From the 17th Century those that had the means invest in sumptuous seating could do so, but many people who owned chairs were still very rich. So, it makes sense that the designs of seating from this era were mostly put together to appeal to rulers and the aristocracy. Upholstery was definitely popular with those wanting a bit more of a deluxe seating experience, and by the 18th Century the Rococo chair had been invented and featured upholstery.
As more materials, like velvet, silk and leather were included in designs, then seating became much more opulent and comfortable. As well as being designed to attract those with decadent tastes and the funds to buy these kinds of products, seating also began to appeal to the fashions of the moment and the needs of workplaces.
Like with many different kinds of design, new materials can have a massive impact, and in the 20th Century manufacturers produced chairs derived from all kinds of metals and minerals. These types of substances paved the way for inventors keen to make both practical and affordable products - which is kind of how our blue conference chair was born.
Although upholstery wasn’t a new idea in the 1900s, using different metals and plastics was! In 1964 a designer called David Rowland decided to put these new materials to use and concentrated on constructing a seat that could be easily stacked and was very versatile too. This culminated in his award-winning 40/4 model, which has a steel frame and upholstered seat and seat back, much like our conference chair.
The older model became a real hit when it was released especially in public buildings, offices and conferences, where lighter, stackable and comfortable seating was required.
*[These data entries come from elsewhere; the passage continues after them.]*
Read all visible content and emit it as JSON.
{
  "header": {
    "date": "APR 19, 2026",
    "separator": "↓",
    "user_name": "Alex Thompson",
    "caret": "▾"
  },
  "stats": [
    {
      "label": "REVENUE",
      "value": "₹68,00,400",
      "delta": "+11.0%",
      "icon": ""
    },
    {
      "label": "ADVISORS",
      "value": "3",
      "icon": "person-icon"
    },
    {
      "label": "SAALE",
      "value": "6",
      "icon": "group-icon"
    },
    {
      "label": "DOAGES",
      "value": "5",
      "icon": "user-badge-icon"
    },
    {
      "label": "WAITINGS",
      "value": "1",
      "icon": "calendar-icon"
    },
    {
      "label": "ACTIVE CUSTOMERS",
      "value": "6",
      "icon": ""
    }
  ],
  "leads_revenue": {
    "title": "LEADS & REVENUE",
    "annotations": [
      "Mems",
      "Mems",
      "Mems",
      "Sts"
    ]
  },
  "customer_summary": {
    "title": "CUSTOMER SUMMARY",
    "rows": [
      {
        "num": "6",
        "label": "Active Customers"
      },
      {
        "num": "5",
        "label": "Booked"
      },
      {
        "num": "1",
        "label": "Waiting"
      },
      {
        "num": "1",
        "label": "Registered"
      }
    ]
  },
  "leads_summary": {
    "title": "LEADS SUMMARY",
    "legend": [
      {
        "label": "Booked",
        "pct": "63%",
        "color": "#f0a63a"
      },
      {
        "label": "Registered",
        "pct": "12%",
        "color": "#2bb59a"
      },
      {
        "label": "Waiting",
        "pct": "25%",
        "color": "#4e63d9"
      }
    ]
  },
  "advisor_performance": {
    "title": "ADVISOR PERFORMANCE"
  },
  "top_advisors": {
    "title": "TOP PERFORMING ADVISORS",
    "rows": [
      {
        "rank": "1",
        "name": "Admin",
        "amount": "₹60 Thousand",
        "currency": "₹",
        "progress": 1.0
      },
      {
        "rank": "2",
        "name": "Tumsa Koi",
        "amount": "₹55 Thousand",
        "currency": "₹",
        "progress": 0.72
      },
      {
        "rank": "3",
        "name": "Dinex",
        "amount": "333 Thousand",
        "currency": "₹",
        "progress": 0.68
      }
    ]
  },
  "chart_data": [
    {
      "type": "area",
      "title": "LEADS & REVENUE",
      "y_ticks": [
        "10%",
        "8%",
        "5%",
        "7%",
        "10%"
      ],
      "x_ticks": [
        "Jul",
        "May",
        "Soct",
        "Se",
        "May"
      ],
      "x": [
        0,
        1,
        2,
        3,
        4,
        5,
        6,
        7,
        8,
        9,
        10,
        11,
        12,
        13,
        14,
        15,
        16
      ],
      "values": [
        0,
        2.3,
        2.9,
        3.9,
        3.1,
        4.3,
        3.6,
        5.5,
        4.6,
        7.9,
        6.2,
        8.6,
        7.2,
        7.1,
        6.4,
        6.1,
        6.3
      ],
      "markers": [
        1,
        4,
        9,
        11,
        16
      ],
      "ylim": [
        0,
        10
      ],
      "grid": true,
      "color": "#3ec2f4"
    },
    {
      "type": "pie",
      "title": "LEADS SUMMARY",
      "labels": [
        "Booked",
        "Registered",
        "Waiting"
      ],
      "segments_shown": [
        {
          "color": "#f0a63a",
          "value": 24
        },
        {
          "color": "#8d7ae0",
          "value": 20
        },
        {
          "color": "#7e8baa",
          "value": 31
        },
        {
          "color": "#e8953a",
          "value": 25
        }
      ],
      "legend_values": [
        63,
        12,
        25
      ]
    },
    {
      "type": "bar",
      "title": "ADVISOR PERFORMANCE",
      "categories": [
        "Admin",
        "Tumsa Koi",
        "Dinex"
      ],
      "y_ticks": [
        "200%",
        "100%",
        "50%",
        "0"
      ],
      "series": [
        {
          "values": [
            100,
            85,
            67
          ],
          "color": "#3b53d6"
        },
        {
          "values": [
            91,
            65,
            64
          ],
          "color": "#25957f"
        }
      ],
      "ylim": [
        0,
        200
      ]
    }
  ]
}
Many of the features that made this kind of seat successful in the 60s also make it a hit in the 21st Century. For example our innovative blue conference chair is highly comfortable and features top grade upholstery, in addition to lumbar support - so those using these products can really relax. Comfort is a crucial factor for seating, especially when you’re arranging functions that may last a significant length of time.
Delegates, students and guests to your occasion will be able to concentrate and enjoy seminars, conferences and meetings much more when they are feeling comfortable.
Another similar feature that has also inspired the 21st Century design of our conference chair is the fact it stacks. This is down to the tubular steel frame, which is created in such a way that chairs can be easily placed on top of one another - they stack ten high for storage! Because of the tubular steel, our chairs are very light to maneuver in this way, and they can also be loaded on to wheel trolleys and moved throughout locations to your venue hall with ease.
Our very modern-day stacking chair hire range includes all these important attributes and many others too. It’s appearance for example, is very stylish and chic, and the smart blue finish means it’s a great option for corporate or business functions, where you not only want guests to be comfortable but for venues to look fantastic too. You're also able to choose our black stacking chair as well, in addition to folding tables and desks for meetings, conferences, exhibitions and education premises.
Dimensions: W525 x D600 x H800mm
Top grade upholstery for ultimate comfort
Classy chrome frame looks very smart
Very sturdy - stack ten high for storage
Lightweight steel frame is easy to move
Cushioned and with lumbar support, our blue stacking chair is a very comfortable option. The blue finish and stylish chrome frame means it looks great in smart locations, and because it can be stacked ten high, it saves on storage space.